As the investigation marched on, the Raskins dealt almost exclusively with Quarles over months of back and forth talks.
The fact that Mueller didn’t attend interviews of key witnesses or participate in certain meetings can be understood when his role is viewed through the prism of his history said one former official who worked closed with him.
“The role that he’s most familiar with and has done most recently is FBI director – the leader of the investigators,” the former official explained. As a result, it would be “unrealistic” to expect Mueller to hover over his team.
But that’s also not to say he’d be prone to let his team run over him.
“Nobody rolls Bob Mueller,” said the former official.
’Very, very little, virtually no contact’
After weeks of speculation, Mueller made clear Wednesday he has no interest in appearing before Congress voluntarily, suggesting his team’s exhaustive report on the Russia investigation “is my testimony.”
“I hope and expect this to be the only time that I will speak to you in this manner,” Mueller said.
Lawmakers heard little directly from Mueller himself during the investigation as well.
When the special counsel was first appointed, Mueller went to Capitol Hill for a series of meetings with leaders of congressional committees that were also investigating Russian interference in the 2016 election.
But that apparently was the end of his interaction with lawmakers.
“Once,” GOP Sen. Chuck Grassley of Iowa said when asked how many times he had spoken to Mueller. Grassley, who was Senate Judiciary chairman in the last Congress, said he and Sen. Dianne Feinstein, the panel’s top Democrat, met with Mueller to talk about process and how they would interact.
“It was kind of how do we communicate? And I never talked to him after that,” Grassley said.
Virginia Sen. Mark Warner, the top Democrat on the Senate Intelligence Committee, said he also had a single conversation with Mueller after he was appointed.
“We had one interaction at the very beginning in the process, and I have not spoken to him since,” Warner said.

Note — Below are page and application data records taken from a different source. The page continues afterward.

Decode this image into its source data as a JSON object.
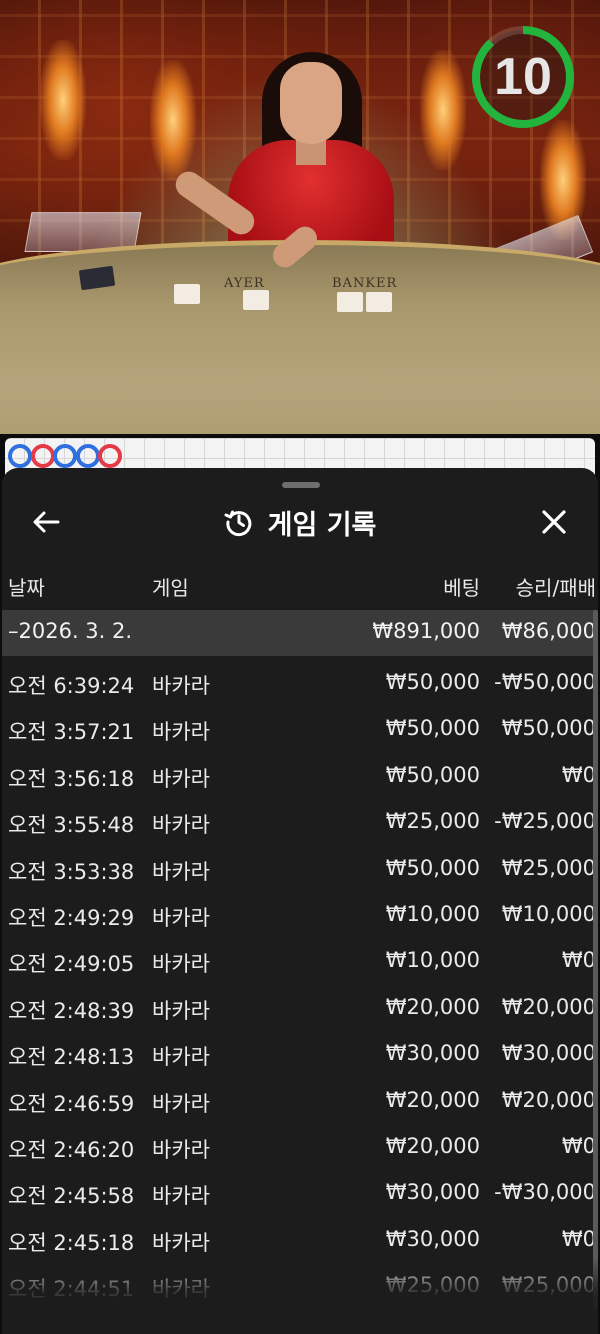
{
  "timer": {
    "seconds": "10",
    "ring_color": "#22b43c"
  },
  "roadmap": {
    "beads": [
      "blue",
      "red",
      "blue",
      "blue",
      "red"
    ],
    "colors": {
      "blue": "#2f6fe0",
      "red": "#e53945"
    }
  },
  "table_labels": {
    "player": "AYER",
    "banker": "BANKER"
  },
  "panel": {
    "title": "게임 기록",
    "title_icon": "history-clock-icon",
    "back_icon": "arrow-left-icon",
    "close_icon": "close-icon"
  },
  "columns": {
    "date": "날짜",
    "game": "게임",
    "bet": "베팅",
    "result": "승리/패배"
  },
  "summary": {
    "date": "–2026. 3. 2.",
    "bet": "₩891,000",
    "result": "₩86,000"
  },
  "rows": [
    {
      "time": "오전 6:39:24",
      "game": "바카라",
      "bet": "₩50,000",
      "result": "-₩50,000"
    },
    {
      "time": "오전 3:57:21",
      "game": "바카라",
      "bet": "₩50,000",
      "result": "₩50,000"
    },
    {
      "time": "오전 3:56:18",
      "game": "바카라",
      "bet": "₩50,000",
      "result": "₩0"
    },
    {
      "time": "오전 3:55:48",
      "game": "바카라",
      "bet": "₩25,000",
      "result": "-₩25,000"
    },
    {
      "time": "오전 3:53:38",
      "game": "바카라",
      "bet": "₩50,000",
      "result": "₩25,000"
    },
    {
      "time": "오전 2:49:29",
      "game": "바카라",
      "bet": "₩10,000",
      "result": "₩10,000"
    },
    {
      "time": "오전 2:49:05",
      "game": "바카라",
      "bet": "₩10,000",
      "result": "₩0"
    },
    {
      "time": "오전 2:48:39",
      "game": "바카라",
      "bet": "₩20,000",
      "result": "₩20,000"
    },
    {
      "time": "오전 2:48:13",
      "game": "바카라",
      "bet": "₩30,000",
      "result": "₩30,000"
    },
    {
      "time": "오전 2:46:59",
      "game": "바카라",
      "bet": "₩20,000",
      "result": "₩20,000"
    },
    {
      "time": "오전 2:46:20",
      "game": "바카라",
      "bet": "₩20,000",
      "result": "₩0"
    },
    {
      "time": "오전 2:45:58",
      "game": "바카라",
      "bet": "₩30,000",
      "result": "-₩30,000"
    },
    {
      "time": "오전 2:45:18",
      "game": "바카라",
      "bet": "₩30,000",
      "result": "₩0"
    },
    {
      "time": "오전 2:44:51",
      "game": "바카라",
      "bet": "₩25,000",
      "result": "₩25,000"
    }
  ]
}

Lawmakers and congressional aides say that the primary purpose of Mueller’s Capitol Hill meetings was to discuss how to avoid getting in each other’s way, so that the congressional probes did not interfere with the special counsel’s criminal investigation. But after Mueller made his initial rounds, the special counsel’s team and congressional liaison did all further communicating with Congress.
“It was more staff doing deconfliction,” said Senate Intelligence Chairman Richard Burr.

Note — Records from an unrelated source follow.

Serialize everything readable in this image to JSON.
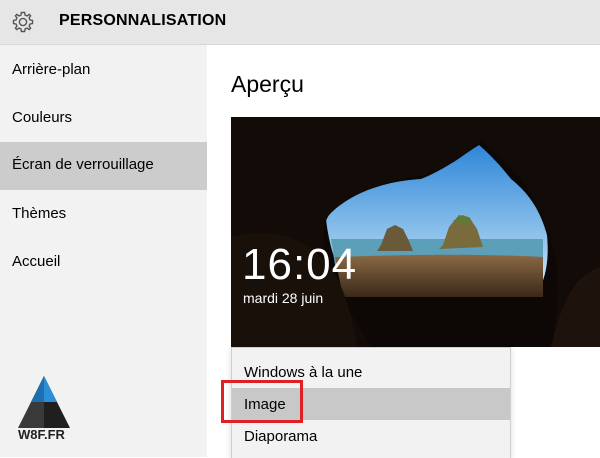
{
  "window": {
    "title": "PERSONNALISATION",
    "icon": "gear-icon"
  },
  "sidebar": {
    "items": [
      {
        "label": "Arrière-plan",
        "selected": false
      },
      {
        "label": "Couleurs",
        "selected": false
      },
      {
        "label": "Écran de verrouillage",
        "selected": true
      },
      {
        "label": "Thèmes",
        "selected": false
      },
      {
        "label": "Accueil",
        "selected": false
      }
    ],
    "logo_text": "W8F.FR"
  },
  "main": {
    "heading": "Aperçu",
    "preview": {
      "time": "16:04",
      "date": "mardi 28 juin"
    },
    "dropdown": {
      "options": [
        {
          "label": "Windows à la une",
          "highlighted": false
        },
        {
          "label": "Image",
          "highlighted": true
        },
        {
          "label": "Diaporama",
          "highlighted": false
        }
      ]
    }
  },
  "colors": {
    "titlebar_bg": "#e6e6e6",
    "sidebar_bg": "#f2f2f2",
    "selected_bg": "#cccccc",
    "annotation_red": "#e02020"
  }
}
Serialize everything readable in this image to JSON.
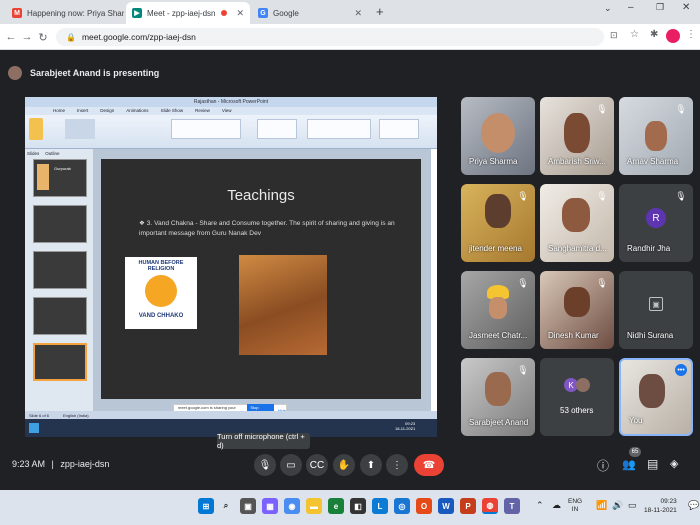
{
  "browser": {
    "tabs": [
      {
        "label": "Happening now: Priya Sharma is"
      },
      {
        "label": "Meet - zpp-iaej-dsn"
      },
      {
        "label": "Google"
      }
    ],
    "url": "meet.google.com/zpp-iaej-dsn"
  },
  "meet": {
    "presenting_text": "Sarabjeet Anand is presenting",
    "time": "9:23 AM",
    "meeting_code": "zpp-iaej-dsn",
    "tooltip": "Turn off microphone (ctrl + d)",
    "participant_count": "65",
    "participants": [
      {
        "name": "Priya Sharma"
      },
      {
        "name": "Ambarish Sriw..."
      },
      {
        "name": "Arnav Sharma"
      },
      {
        "name": "jitender meena"
      },
      {
        "name": "Sanghamitra d..."
      },
      {
        "name": "Randhir Jha",
        "initial": "R"
      },
      {
        "name": "Jasmeet Chatr..."
      },
      {
        "name": "Dinesh Kumar"
      },
      {
        "name": "Nidhi Surana"
      },
      {
        "name": "Sarabjeet Anand"
      },
      {
        "name": "53 others",
        "initial": "K"
      },
      {
        "name": "You"
      }
    ]
  },
  "slide": {
    "app_title": "Rajasthan - Microsoft PowerPoint",
    "ribbon_tabs": [
      "Home",
      "Insert",
      "Design",
      "Animations",
      "Slide Show",
      "Review",
      "View"
    ],
    "panel_tabs": [
      "Slides",
      "Outline"
    ],
    "title": "Teachings",
    "bullet": "3. Vand Chakna - Share and Consume together. The spirit of sharing and giving is an important message from Guru Nanak Dev",
    "logo_top": "HUMAN BEFORE RELIGION",
    "logo_bottom": "VAND CHHAKO",
    "thumb_title": "Gurpurab",
    "share_notice": "meet.google.com is sharing your screen.",
    "share_stop": "Stop sharing",
    "share_hide": "Hide",
    "status_left": "Slide 6 of 6",
    "status_lang": "English (India)",
    "clock_time": "09:23",
    "clock_date": "18-11-2021"
  },
  "taskbar": {
    "lang_top": "ENG",
    "lang_bottom": "IN",
    "time": "09:23",
    "date": "18-11-2021"
  },
  "colors": {
    "end_call": "#ea4335",
    "meet_bg": "#202124",
    "slide_dark": "#2d2d2d"
  }
}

Over the life of the nearly two-year investigation, conversation went almost entirely in one direction, aides say. The committees would also check in with the special counsel’s office before taking various actions and congressional investigators, for instance, provided Mueller’s team with interview transcripts when requested, but the special counsel’s office provided almost no information about its ongoing work back to the committees, aides say.

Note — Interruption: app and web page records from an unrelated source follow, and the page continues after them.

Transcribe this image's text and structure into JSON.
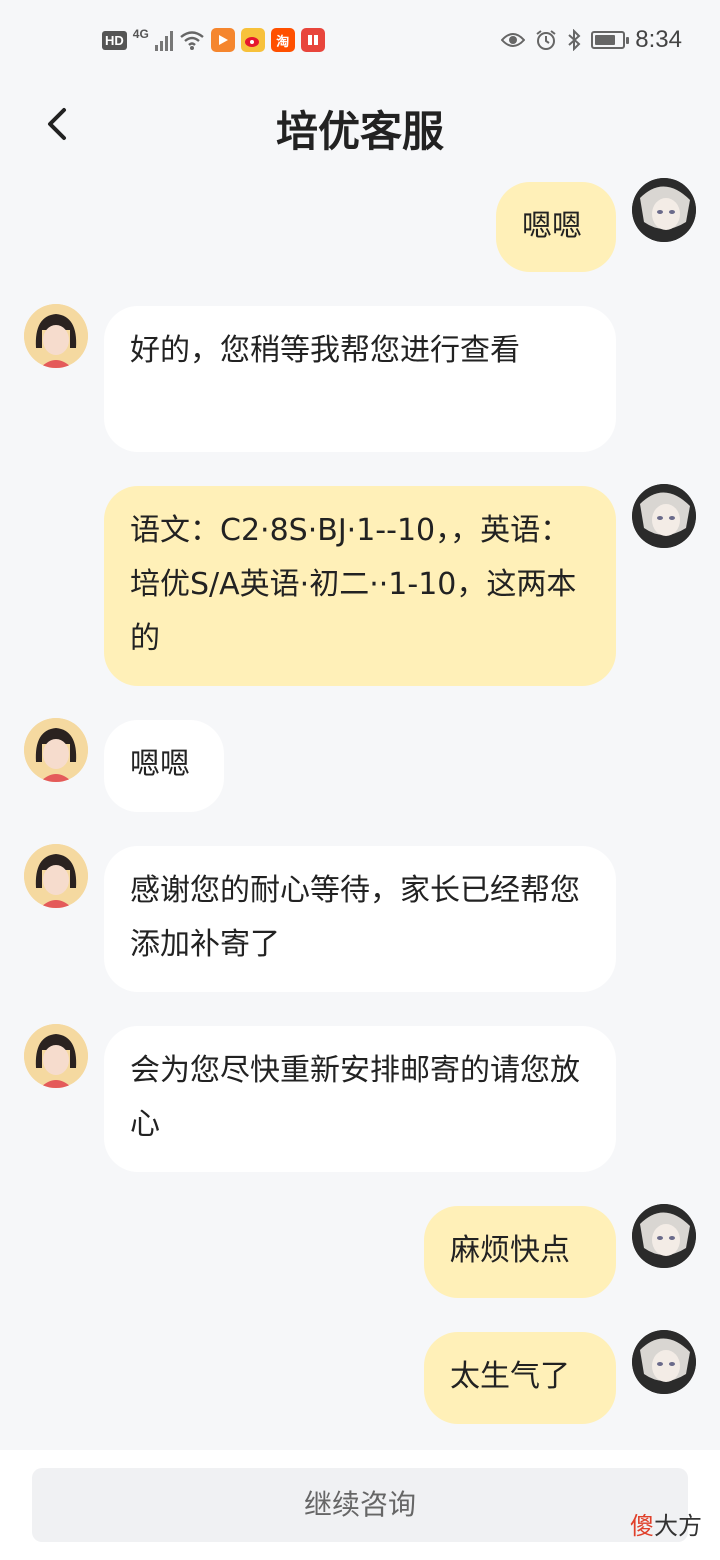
{
  "status_bar": {
    "hd": "HD",
    "network": "4G",
    "time": "8:34",
    "battery_level": 0.75,
    "icons": [
      "signal-icon",
      "wifi-icon",
      "video-app-icon",
      "weibo-app-icon",
      "taobao-app-icon",
      "reader-app-icon",
      "eye-icon",
      "alarm-icon",
      "bluetooth-icon",
      "battery-icon"
    ],
    "app_labels": {
      "taobao": "淘"
    }
  },
  "header": {
    "title": "培优客服",
    "back_icon": "chevron-left-icon"
  },
  "messages": [
    {
      "side": "me",
      "text": "嗯嗯"
    },
    {
      "side": "them",
      "text": "好的，您稍等我帮您进行查看"
    },
    {
      "side": "me",
      "text": "语文：C2·8S·BJ·1--10，，英语：培优S/A英语·初二··1-10，这两本的"
    },
    {
      "side": "them",
      "text": "嗯嗯"
    },
    {
      "side": "them",
      "text": "感谢您的耐心等待，家长已经帮您添加补寄了"
    },
    {
      "side": "them",
      "text": "会为您尽快重新安排邮寄的请您放心"
    },
    {
      "side": "me",
      "text": "麻烦快点"
    },
    {
      "side": "me",
      "text": "太生气了"
    }
  ],
  "bottom": {
    "continue_label": "继续咨询"
  },
  "watermark": {
    "char1": "傻",
    "rest": "大方"
  },
  "colors": {
    "background": "#f6f7f9",
    "my_bubble": "#fff0b8",
    "their_bubble": "#ffffff"
  }
}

“There was very, very little, virtually no contact” with the special counsel’s office throughout the course of the investigation, Warner said.
And after making clear Wednesday he hopes not to testify, the question now is whether Mueller will be forced nevertheless to answer lawmakers’ questions about his 448-page report.
House Judiciary Chairman Jerry Nadler wouldn’t say Wednesday whether he’s willing to issue a subpoena for the testimony, but Mueller said he would not provide any information “beyond that which is already public in any appearance before Congress.”
Those who know Mueller say his reluctance to enter the political maelstrom of appearing before Congress is to be expected.
“He’s never been a guy who likes the spotlight,” the former official explained. “He wants to stay out of the circus as much as you can.”